- The ChiNext index has risen 26 per cent in 2020, making it the best performer among all the gauges tracking Chinese onshore and offshore equities
- Improvement in earnings growth, policy support and adequate liquidity have fuelled the run-up
Traders have been returning to the ChiNext gauge of smaller Chinese companies almost five years after it crashed, sparking a marketwide meltdown that wiped out US$5 trillion in capitalisation.
The prospect of a rebound in earnings growth, the easing of restrictions on refinancing and loosening liquidity have got investors piling into the board that hosts 803 technology start-ups on the Shenzhen Stock Exchange.
The ChiNext index has risen 26 per cent so far this year, making it the best performer among all the gauges of Chinese onshore and offshore stocks.
Even the scourge of the Covid-19 epidemic has not derailed the momentum. The gauge took only two days to recover from panic selling sparked by the virus, and is now trading at a three-year high.
The ChiNext index climbed 1.7 per cent to 2,263.97 on Monday, still 43 per cent shy of the record high set before the 2015 crash.
The partial comeback has been a long and turbulent one for the ChiNext board. It was the flashpoint of the rout on Chinese stocks in 2015, losing about 70 per cent of its value in the aftermath of a boom-to-bust cycle that had led its price-to-earnings ratio to exceed 100 times. The board again bore the brunt of selling in 2018, when a deluge of companies posted profits that were way off analysts' estimates after acquired units failed to deliver on earnings promises.

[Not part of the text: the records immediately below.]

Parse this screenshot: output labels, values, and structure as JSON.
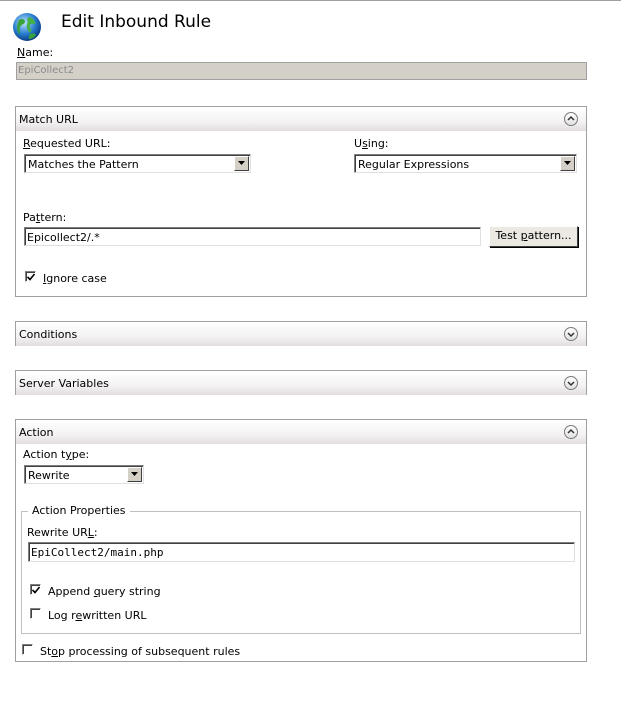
{
  "header": {
    "title": "Edit Inbound Rule",
    "icon": "globe-icon"
  },
  "name": {
    "label_pre": "",
    "label_key": "N",
    "label_post": "ame:",
    "value": "EpiCollect2"
  },
  "match_url": {
    "title": "Match URL",
    "requested_url": {
      "label_pre": "",
      "label_key": "R",
      "label_post": "equested URL:",
      "value": "Matches the Pattern"
    },
    "using": {
      "label_pre": "U",
      "label_key": "s",
      "label_post": "ing:",
      "value": "Regular Expressions"
    },
    "pattern": {
      "label_pre": "Pa",
      "label_key": "t",
      "label_post": "tern:",
      "value": "Epicollect2/.*"
    },
    "test_button": {
      "label_pre": "Test ",
      "label_key": "p",
      "label_post": "attern..."
    },
    "ignore_case": {
      "label_pre": "",
      "label_key": "I",
      "label_post": "gnore case",
      "checked": true
    }
  },
  "conditions": {
    "title": "Conditions"
  },
  "server_variables": {
    "title": "Server Variables"
  },
  "action": {
    "title": "Action",
    "action_type": {
      "label_pre": "Action t",
      "label_key": "y",
      "label_post": "pe:",
      "value": "Rewrite"
    },
    "properties": {
      "legend": "Action Properties",
      "rewrite_url": {
        "label_pre": "Rewrite UR",
        "label_key": "L",
        "label_post": ":",
        "value": "EpiCollect2/main.php"
      },
      "append_query": {
        "label_pre": "Append ",
        "label_key": "q",
        "label_post": "uery string",
        "checked": true
      },
      "log_rewritten": {
        "label_pre": "Log r",
        "label_key": "e",
        "label_post": "written URL",
        "checked": false
      }
    },
    "stop_processing": {
      "label_pre": "St",
      "label_key": "o",
      "label_post": "p processing of subsequent rules",
      "checked": false
    }
  },
  "colors": {
    "panel_border": "#a0a0a0",
    "readonly_bg": "#d4d0c8",
    "readonly_text": "#8a8a8a"
  }
}
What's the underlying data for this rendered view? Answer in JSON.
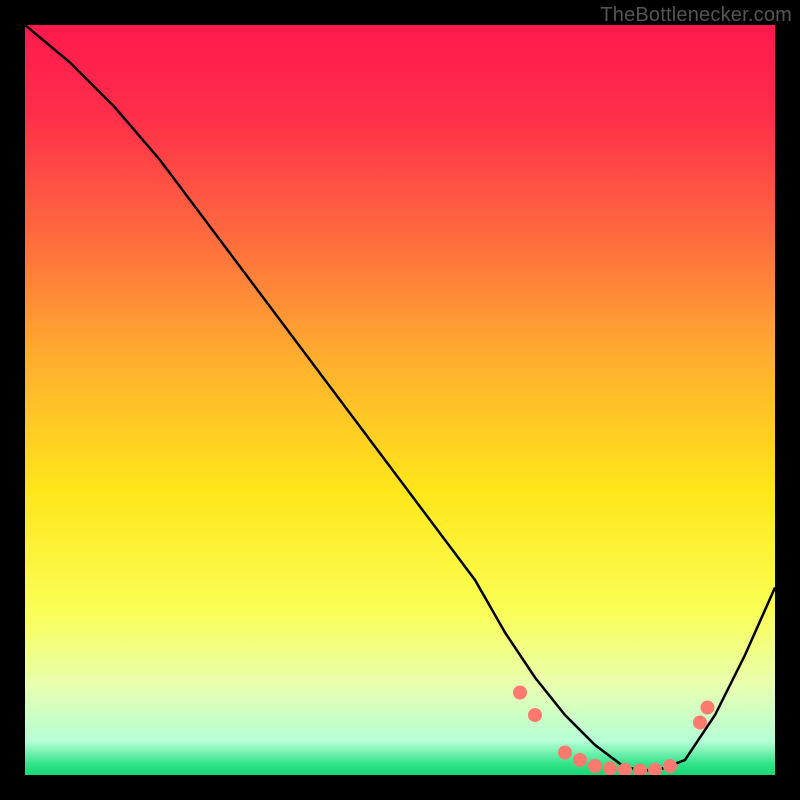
{
  "attribution": "TheBottlenecker.com",
  "chart_data": {
    "type": "line",
    "title": "",
    "xlabel": "",
    "ylabel": "",
    "xlim": [
      0,
      100
    ],
    "ylim": [
      0,
      100
    ],
    "grid": false,
    "background_gradient": {
      "stops": [
        {
          "offset": 0.0,
          "color": "#ff1a4d"
        },
        {
          "offset": 0.12,
          "color": "#ff2e4a"
        },
        {
          "offset": 0.28,
          "color": "#ff6a3f"
        },
        {
          "offset": 0.45,
          "color": "#ffb02e"
        },
        {
          "offset": 0.62,
          "color": "#ffe61a"
        },
        {
          "offset": 0.78,
          "color": "#faff55"
        },
        {
          "offset": 0.88,
          "color": "#e8ffb0"
        },
        {
          "offset": 0.955,
          "color": "#b6ffd6"
        },
        {
          "offset": 0.985,
          "color": "#33e38a"
        },
        {
          "offset": 1.0,
          "color": "#17d873"
        }
      ]
    },
    "series": [
      {
        "name": "bottleneck-curve",
        "color": "#000000",
        "x": [
          0,
          6,
          12,
          18,
          24,
          30,
          36,
          42,
          48,
          54,
          60,
          64,
          68,
          72,
          76,
          80,
          84,
          88,
          92,
          96,
          100
        ],
        "y": [
          100,
          95,
          89,
          82,
          74,
          66,
          58,
          50,
          42,
          34,
          26,
          19,
          13,
          8,
          4,
          1,
          0.5,
          2,
          8,
          16,
          25
        ]
      }
    ],
    "markers": {
      "name": "highlight-points",
      "color": "#ff7a6e",
      "radius": 7,
      "points": [
        {
          "x": 66,
          "y": 11
        },
        {
          "x": 68,
          "y": 8
        },
        {
          "x": 72,
          "y": 3
        },
        {
          "x": 74,
          "y": 2
        },
        {
          "x": 76,
          "y": 1.2
        },
        {
          "x": 78,
          "y": 0.9
        },
        {
          "x": 80,
          "y": 0.7
        },
        {
          "x": 82,
          "y": 0.6
        },
        {
          "x": 84,
          "y": 0.7
        },
        {
          "x": 86,
          "y": 1.2
        },
        {
          "x": 90,
          "y": 7
        },
        {
          "x": 91,
          "y": 9
        }
      ]
    }
  }
}
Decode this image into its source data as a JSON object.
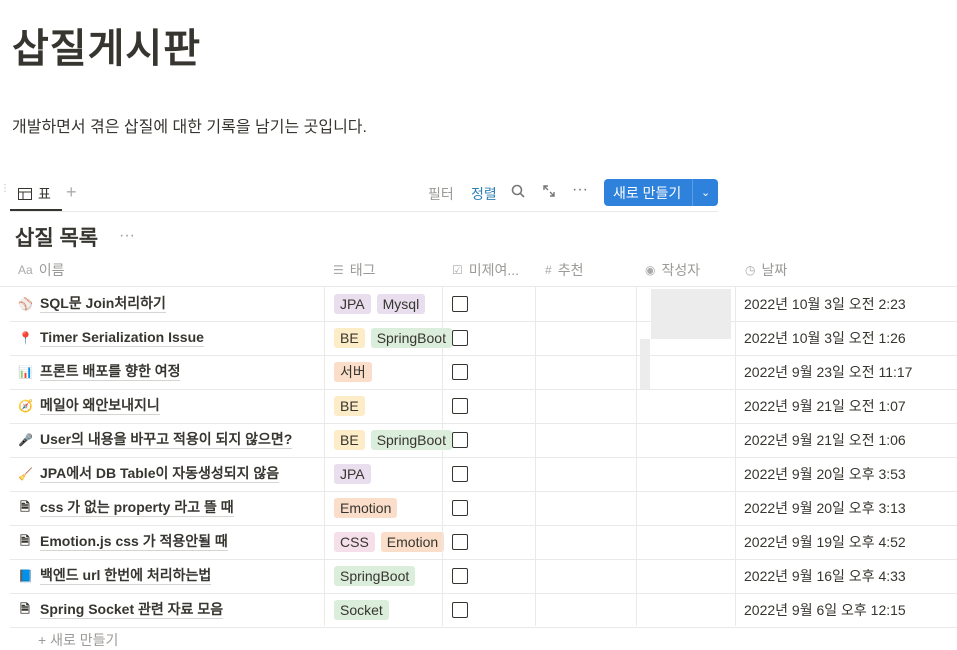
{
  "page": {
    "title": "삽질게시판",
    "description": "개발하면서 겪은 삽질에 대한 기록을 남기는 곳입니다."
  },
  "view": {
    "tab_icon": "table-icon",
    "tab_label": "표",
    "add_view": "+",
    "filter": "필터",
    "sort": "정렬",
    "new_button": "새로 만들기"
  },
  "database": {
    "title": "삽질 목록",
    "more": "···"
  },
  "columns": {
    "name": "이름",
    "name_icon": "Aa",
    "tags": "태그",
    "done": "미제여...",
    "recommend": "추천",
    "author": "작성자",
    "date": "날짜"
  },
  "tag_colors": {
    "JPA": "#e8deee",
    "Mysql": "#e8deee",
    "BE": "#fdecc8",
    "SpringBoot": "#dbeddb",
    "서버": "#fadec9",
    "Emotion": "#fadec9",
    "CSS": "#f5e0e9",
    "Socket": "#dbeddb"
  },
  "rows": [
    {
      "icon": "baseball-icon",
      "glyph": "⚾",
      "name": "SQL문 Join처리하기",
      "tags": [
        "JPA",
        "Mysql"
      ],
      "date": "2022년 10월 3일 오전 2:23"
    },
    {
      "icon": "pin-icon",
      "glyph": "📍",
      "name": "Timer Serialization Issue",
      "tags": [
        "BE",
        "SpringBoot"
      ],
      "date": "2022년 10월 3일 오전 1:26"
    },
    {
      "icon": "chart-icon",
      "glyph": "📊",
      "name": "프론트 배포를 향한 여정",
      "tags": [
        "서버"
      ],
      "date": "2022년 9월 23일 오전 11:17"
    },
    {
      "icon": "compass-icon",
      "glyph": "🧭",
      "name": "메일아 왜안보내지니",
      "tags": [
        "BE"
      ],
      "date": "2022년 9월 21일 오전 1:07"
    },
    {
      "icon": "microphone-icon",
      "glyph": "🎤",
      "name": "User의 내용을 바꾸고 적용이 되지 않으면?",
      "tags": [
        "BE",
        "SpringBoot"
      ],
      "date": "2022년 9월 21일 오전 1:06"
    },
    {
      "icon": "broom-icon",
      "glyph": "🧹",
      "name": "JPA에서 DB Table이 자동생성되지 않음",
      "tags": [
        "JPA"
      ],
      "date": "2022년 9월 20일 오후 3:53"
    },
    {
      "icon": "page-icon",
      "glyph": "🗎",
      "name": "css 가 없는 property 라고 뜰 때",
      "tags": [
        "Emotion"
      ],
      "date": "2022년 9월 20일 오후 3:13"
    },
    {
      "icon": "page-icon",
      "glyph": "🗎",
      "name": "Emotion.js css 가 적용안될 때",
      "tags": [
        "CSS",
        "Emotion"
      ],
      "date": "2022년 9월 19일 오후 4:52"
    },
    {
      "icon": "book-icon",
      "glyph": "📘",
      "name": "백엔드 url 한번에 처리하는법",
      "tags": [
        "SpringBoot"
      ],
      "date": "2022년 9월 16일 오후 4:33"
    },
    {
      "icon": "page-icon",
      "glyph": "🗎",
      "name": "Spring Socket 관련 자료 모음",
      "tags": [
        "Socket"
      ],
      "date": "2022년 9월 6일 오후 12:15"
    }
  ],
  "footer": "+ 새로 만들기"
}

The bearish sentiment did not end until late last year, when the earnings woes faded. Brokerages including Haitong Securities and Kaiyuan Securities say profits for ChiNext companies may have increased at least 60 per cent in 2019 based on their official earnings guidance, because of a lower base for the previous reporting period amid massive impairments of goodwill values linked to acquisitions.
China's stock market indexes recuperate from coronavirus shock
"It's just the start of the run-up as the peak of the technology industry typically lasts for two or three years," said Zeng Wanping, a strategist at China Galaxy Securities. "The concern is overdone that the run will end in spring sometime this year."
Instead, Zeng was cautious about the performance of the benchmark Shanghai Composite Index this year, saying a buying opportunity would only emerge after an excessive decline. The gauge of bigger companies has slipped 0.6 per cent in 2020.
Policy support has added further impetus to the ChiNext small caps that are sensitive to the stance of regulators and liquidity flow.
Ignore coronavirus, protests and focus on US health care stocks, says Charles Schwab
The China Securities Regulatory Commission has introduced revised rules on refinancing this month, making it easier for smaller companies to fund mergers and acquisitions through stock sales. Meanwhile, the People's Bank of China has pumped hundreds of billions of yuan into the financial system and pledged access to funding for smaller companies to counter a slowdown in growth since the outbreak of the coronavirus epidemic.
Still, elevated valuations after the spectacular run may cause some investors to worry that it is more of a liquidity-driven rally. The companies trading on the ChiNext are now valued at 57.3 times earnings, compared with a multiple of 18.1 times for the bigger companies on the main board, according to data provided by the bourse.
Companies with heavy weightings on the gauge have led the bull run. Contemporary Amperex Technology is one of them, jumping 45 per cent this year, after the maker of lithium batteries for electrical vehicles said it was picked by Tesla as a supplier.
"Corporate earnings for ChiNext companies are expected to improve in 2020, with industry leaders likely to be the biggest beneficiaries," said Li Hao, an analyst at Sealand Securities. "The coronavirus epidemic will have a significant impact (on earnings) in the short term, but the long-term outlook remains intact."
Copyright (c) 2020. South China Morning Post Publishers Ltd. All rights reserved.